I embarked on a major ‘spring clean’ of Mrs P’s garden. This is my favourite client’s garden, the first one I took on, and the one where I feel most at home. Last summer I made a small ‘Shakespeare garden’ on behalf of Mrs P’s colleagues, as a retirement present. I remember planting it up on a miserable wet July day, when the storm scene in ‘King Lear’ was more appropriate than ‘A Midsummer Night’s Dream’ – but it has overwintered reasonably well. A number of Thymus have suffered in the rain, and may need replacing, but otherwise all is well, It did need a good weed and hoe though. I am hopeful that it will flourish this spring and summer.
In the rest of the garden I took a fairly no-nonsense approach to a number of shrubs that have been getting unruly. Buddleia davidii was taken right down to its base, to promote (all being well) some new flowering stems – with flowers at head height, rather than 12ft in the air. Given that one of Buddleia’s redeeming features is its attractiveness to butterflies, it seems a shame for them to be way up high.

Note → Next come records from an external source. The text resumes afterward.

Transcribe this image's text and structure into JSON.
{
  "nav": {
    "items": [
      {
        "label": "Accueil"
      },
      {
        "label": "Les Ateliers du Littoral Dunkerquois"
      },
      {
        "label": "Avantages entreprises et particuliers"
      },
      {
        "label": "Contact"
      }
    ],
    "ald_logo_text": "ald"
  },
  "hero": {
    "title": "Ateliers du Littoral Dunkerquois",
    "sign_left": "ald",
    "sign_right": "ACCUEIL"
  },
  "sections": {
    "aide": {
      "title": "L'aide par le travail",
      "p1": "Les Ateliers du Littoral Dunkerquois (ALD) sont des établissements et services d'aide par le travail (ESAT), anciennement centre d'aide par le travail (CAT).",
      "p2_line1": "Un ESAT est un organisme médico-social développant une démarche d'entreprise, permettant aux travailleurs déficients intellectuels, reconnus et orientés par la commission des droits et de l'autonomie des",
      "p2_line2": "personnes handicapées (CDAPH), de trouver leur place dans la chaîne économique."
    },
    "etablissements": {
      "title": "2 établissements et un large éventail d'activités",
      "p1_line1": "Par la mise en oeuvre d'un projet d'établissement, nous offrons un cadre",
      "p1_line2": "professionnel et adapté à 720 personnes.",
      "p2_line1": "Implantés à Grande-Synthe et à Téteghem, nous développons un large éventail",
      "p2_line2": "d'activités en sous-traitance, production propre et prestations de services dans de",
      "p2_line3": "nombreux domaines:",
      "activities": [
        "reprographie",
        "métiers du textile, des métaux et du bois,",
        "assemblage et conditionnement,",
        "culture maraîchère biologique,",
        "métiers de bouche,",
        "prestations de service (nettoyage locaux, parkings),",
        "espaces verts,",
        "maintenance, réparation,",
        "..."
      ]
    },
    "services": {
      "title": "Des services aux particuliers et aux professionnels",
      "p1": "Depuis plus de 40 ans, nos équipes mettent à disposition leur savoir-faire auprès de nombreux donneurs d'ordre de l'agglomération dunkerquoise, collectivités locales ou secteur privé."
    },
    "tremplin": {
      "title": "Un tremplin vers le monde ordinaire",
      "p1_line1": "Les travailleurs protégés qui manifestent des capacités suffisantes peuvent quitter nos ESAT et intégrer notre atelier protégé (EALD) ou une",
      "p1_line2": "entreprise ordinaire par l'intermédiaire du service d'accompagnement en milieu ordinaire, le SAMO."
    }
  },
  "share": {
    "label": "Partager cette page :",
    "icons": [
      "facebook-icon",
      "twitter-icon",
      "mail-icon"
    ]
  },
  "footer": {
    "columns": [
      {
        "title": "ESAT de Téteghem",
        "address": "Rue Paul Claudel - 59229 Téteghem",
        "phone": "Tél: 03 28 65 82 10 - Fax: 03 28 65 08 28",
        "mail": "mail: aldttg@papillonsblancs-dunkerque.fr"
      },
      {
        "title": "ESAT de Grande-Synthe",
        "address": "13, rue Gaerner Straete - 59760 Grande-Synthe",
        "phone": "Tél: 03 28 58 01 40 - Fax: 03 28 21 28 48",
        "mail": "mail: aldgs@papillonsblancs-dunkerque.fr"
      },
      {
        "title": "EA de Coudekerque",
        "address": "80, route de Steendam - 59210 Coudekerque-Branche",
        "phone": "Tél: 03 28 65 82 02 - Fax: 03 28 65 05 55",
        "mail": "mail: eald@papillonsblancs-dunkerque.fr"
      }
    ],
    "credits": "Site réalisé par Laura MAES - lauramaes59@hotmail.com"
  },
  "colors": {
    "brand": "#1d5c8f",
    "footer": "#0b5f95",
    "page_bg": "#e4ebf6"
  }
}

A very large Cornus also needed a good prune – leaving enough of the red stems to play off against the bright lime green of a neighbouring Fatsia japonica for the moment – but bringing the overall size in by about half, and allowing the underplanted spring bulbs some space. I will take the rest back when more colour appears elsewhere, and this will promote new, brighter coloured shoots next winter.
One of the things I have learned, belatedly, as gardening has come to play an ever large part in my life, is that timidity is no use when it comes to most plants. Few are the plants which will not benefit from being taken firmly in hand; fiddly, fossicky pruning is no good at all; plants in the wrong place need to be moved and found a new, better home. For many years I allowed the plants to dictate too much: they still dictate some things, by virtue of their different needs and habits, but it is only a garden if the gardener has the final say.
At home, I did a final clear-up of the herbaceous perennials in the borders – Scabious, Verbascum ‘Clementine’, Acanthus, Sedum spectabile amongst others – all of which had nothing left to offer. And doing so revealed any number of new shoots pushing through as the days lengthen. Clematis ‘Freckles’ had passed unnoticed where it grows against a trellis at the far end of the garden – but, there it is, with delicate white and purple spotted flowers hanging discreetly: what a nice surprise. The cold frame has finally given up the ghost and needs replacing this year: I might take it to the allotment if its crumbling wood will survive the (albeit short) journey… A few strawberry plants have been in the frame over winter, and will soon be heading for the allotment themselves.
Finally, my 3yo girl and I sowed some Broad Beans – ‘The Sutton’, a dwarf growing variety – in toilet roll tubes. They will be brought on in the relative warmth of the conservatory before heading up to the allotment to kick-start the growing season there.
Then there are the plans – which wet weather allows to flourish indoors. The decked area at the top of the garden is going to go ‘tropical’ this year – I want some hot colours and some exotic foliage to create the feeling of a Caribbean or African verandah when we are eating there in summer. Cannas, hardy Banana plants, masses of trailing Nasturtiums, Passiflora – this is what I have in mind.